Two women have the right to sue a coal-fired power plant in Springdale Borough even though the plant complies with state and federal environmental regulations, a federal appeals court panel ruled Tuesday.
The women’s lawsuit contended that damage to property and quality of life came from the plant’s emissions of fly ash, chemical compounds and odors.
The ruling against GenOn Power Midwest’s Cheswick plant — now owned by NRG Energy Inc. — came from a three-judge panel of the 3rd U.S. Circuit Court of Appeals, which argued that the Clean Air Act is “a regulatory floor, not a ceiling, and expressly held that states are free to impose higher standards on their own sources of pollution, and that state tort law is a permissible way of doing so.”
That reversed Pittsburgh-based U.S. District Judge Terrence McVerry’s dismissal of the case last October, when he ruled that the plaintiffs’ suit would have circumvented Congress and other regulatory agencies by imposing another set of environmental standards.
NRG acquired GenOn on Dec. 14, spokesman Dave Gaier said.
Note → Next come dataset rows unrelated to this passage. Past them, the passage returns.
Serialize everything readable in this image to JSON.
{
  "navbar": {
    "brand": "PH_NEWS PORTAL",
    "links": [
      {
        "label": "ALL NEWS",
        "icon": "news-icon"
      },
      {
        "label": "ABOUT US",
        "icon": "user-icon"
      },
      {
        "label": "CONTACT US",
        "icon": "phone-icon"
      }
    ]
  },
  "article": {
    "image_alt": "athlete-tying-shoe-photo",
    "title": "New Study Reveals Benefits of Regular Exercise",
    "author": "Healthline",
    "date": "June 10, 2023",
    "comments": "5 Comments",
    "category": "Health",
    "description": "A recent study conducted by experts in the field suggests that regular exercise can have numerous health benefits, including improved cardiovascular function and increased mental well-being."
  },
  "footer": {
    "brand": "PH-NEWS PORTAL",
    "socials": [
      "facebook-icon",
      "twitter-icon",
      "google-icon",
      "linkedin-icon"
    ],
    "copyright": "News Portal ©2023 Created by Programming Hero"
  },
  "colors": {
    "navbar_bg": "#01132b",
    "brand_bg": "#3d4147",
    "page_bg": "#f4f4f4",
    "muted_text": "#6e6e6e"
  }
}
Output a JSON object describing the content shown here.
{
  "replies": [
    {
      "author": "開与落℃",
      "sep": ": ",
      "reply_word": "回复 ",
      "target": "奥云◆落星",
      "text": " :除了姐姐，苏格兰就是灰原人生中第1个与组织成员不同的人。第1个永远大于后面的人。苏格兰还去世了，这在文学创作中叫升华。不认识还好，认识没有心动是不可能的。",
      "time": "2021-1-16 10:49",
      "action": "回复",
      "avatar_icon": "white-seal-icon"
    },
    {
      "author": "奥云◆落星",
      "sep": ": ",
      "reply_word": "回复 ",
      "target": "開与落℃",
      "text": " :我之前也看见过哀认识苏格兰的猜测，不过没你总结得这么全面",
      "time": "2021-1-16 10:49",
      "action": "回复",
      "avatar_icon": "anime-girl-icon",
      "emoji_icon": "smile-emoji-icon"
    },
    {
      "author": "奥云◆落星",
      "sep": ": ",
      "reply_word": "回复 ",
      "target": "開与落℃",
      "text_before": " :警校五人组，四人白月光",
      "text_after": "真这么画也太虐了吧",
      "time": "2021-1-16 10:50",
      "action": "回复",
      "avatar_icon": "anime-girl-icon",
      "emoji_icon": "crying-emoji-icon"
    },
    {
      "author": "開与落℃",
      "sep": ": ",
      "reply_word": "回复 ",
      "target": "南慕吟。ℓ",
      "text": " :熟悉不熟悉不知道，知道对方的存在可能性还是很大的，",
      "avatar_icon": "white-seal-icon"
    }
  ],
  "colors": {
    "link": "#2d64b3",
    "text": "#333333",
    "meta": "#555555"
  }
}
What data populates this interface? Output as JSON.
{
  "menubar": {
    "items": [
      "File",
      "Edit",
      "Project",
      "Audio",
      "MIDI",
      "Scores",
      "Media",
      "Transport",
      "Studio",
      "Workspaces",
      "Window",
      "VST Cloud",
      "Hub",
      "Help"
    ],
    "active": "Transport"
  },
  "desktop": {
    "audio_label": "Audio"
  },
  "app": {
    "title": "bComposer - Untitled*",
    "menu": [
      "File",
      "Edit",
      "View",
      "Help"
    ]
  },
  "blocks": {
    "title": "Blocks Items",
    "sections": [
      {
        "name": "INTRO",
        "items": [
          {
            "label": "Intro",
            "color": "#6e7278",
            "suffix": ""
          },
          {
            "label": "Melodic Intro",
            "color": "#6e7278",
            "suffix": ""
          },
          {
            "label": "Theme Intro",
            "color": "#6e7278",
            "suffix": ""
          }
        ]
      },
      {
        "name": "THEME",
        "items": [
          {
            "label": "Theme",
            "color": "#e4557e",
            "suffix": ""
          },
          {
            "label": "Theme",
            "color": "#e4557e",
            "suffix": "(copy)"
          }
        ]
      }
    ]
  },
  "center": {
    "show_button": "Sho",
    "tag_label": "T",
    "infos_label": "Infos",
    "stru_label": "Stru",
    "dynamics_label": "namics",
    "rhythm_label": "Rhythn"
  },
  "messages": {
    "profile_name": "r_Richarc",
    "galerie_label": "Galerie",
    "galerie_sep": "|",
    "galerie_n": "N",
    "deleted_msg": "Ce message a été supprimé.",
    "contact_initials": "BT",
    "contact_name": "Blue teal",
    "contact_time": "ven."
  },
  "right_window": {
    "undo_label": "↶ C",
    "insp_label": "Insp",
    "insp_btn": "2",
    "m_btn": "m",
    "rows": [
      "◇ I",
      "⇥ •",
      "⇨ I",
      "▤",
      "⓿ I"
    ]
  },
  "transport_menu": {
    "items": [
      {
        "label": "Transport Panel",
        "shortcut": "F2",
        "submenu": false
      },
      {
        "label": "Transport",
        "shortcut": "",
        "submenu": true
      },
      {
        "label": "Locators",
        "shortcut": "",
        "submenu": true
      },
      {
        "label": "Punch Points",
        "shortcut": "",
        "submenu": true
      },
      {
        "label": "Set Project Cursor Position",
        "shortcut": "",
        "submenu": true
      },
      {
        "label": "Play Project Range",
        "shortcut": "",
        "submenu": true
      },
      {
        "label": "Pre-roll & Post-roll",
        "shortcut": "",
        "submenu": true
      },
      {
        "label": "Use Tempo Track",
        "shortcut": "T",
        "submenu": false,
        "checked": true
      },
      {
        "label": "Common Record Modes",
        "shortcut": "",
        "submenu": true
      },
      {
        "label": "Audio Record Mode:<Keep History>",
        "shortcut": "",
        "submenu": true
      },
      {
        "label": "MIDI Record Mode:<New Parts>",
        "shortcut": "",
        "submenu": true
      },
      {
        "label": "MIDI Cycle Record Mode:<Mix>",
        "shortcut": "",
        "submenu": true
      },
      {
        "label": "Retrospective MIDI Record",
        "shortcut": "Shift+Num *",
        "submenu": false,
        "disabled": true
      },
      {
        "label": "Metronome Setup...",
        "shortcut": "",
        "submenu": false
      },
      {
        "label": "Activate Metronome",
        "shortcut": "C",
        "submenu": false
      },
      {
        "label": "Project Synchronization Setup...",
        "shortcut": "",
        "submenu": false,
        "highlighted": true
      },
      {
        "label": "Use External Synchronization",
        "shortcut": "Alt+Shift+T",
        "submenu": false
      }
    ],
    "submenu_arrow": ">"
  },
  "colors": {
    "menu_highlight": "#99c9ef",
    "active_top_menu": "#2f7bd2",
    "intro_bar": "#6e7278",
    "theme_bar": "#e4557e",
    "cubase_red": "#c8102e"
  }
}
“We just received the decision today and we’re still reviewing it,” he said.
Mr. Gaier said he could not comment further on the case, including elements from the original lawsuit filed in the Allegheny Court of Common Pleas in April 2012, which said at least 1,500 households near the plant are impacted by “fly ash, barium compounds, copper compounds, dioxin and dioxin-like compounds, hydrochloric acid … hydrogen fluoride, lead compounds” and other substances the plant emitted.
Kristie Bell, a lead plaintiff in the case, said she decided to join the lawsuit after noise, particulate matter and sulfur smells emitted from the plant damaged her property and disrupted her family’s life.
Ms. Bell, 34, who lives with her 10-year-old son and fiance a few blocks from the plant, supports Monday’s ruling.
“I think it’s the right thing to do to say that people have a voice,” she said. “We’re going to turn this over and say, ‘No, they can sue you and [the plant has] to show that they’re doing the right thing.’ ”
James Depasquale, who joined a Detroit attorney to represent the plaintiffs in the lawsuit, helped convince the 3rd Circuit that the jurisprudence on the issue is in his clients’ favor.
“We never understood the argument they were making or how they could make it,” he said. “The Clean Air Act specifically allows, whether they are complying with their emission permits, if they dirty property or harm you in any way, that you can bring a cause of action against them.”
The decision sends the case back to district court, where Mr. Depasquale hoped to get class-action certification before heading to trial.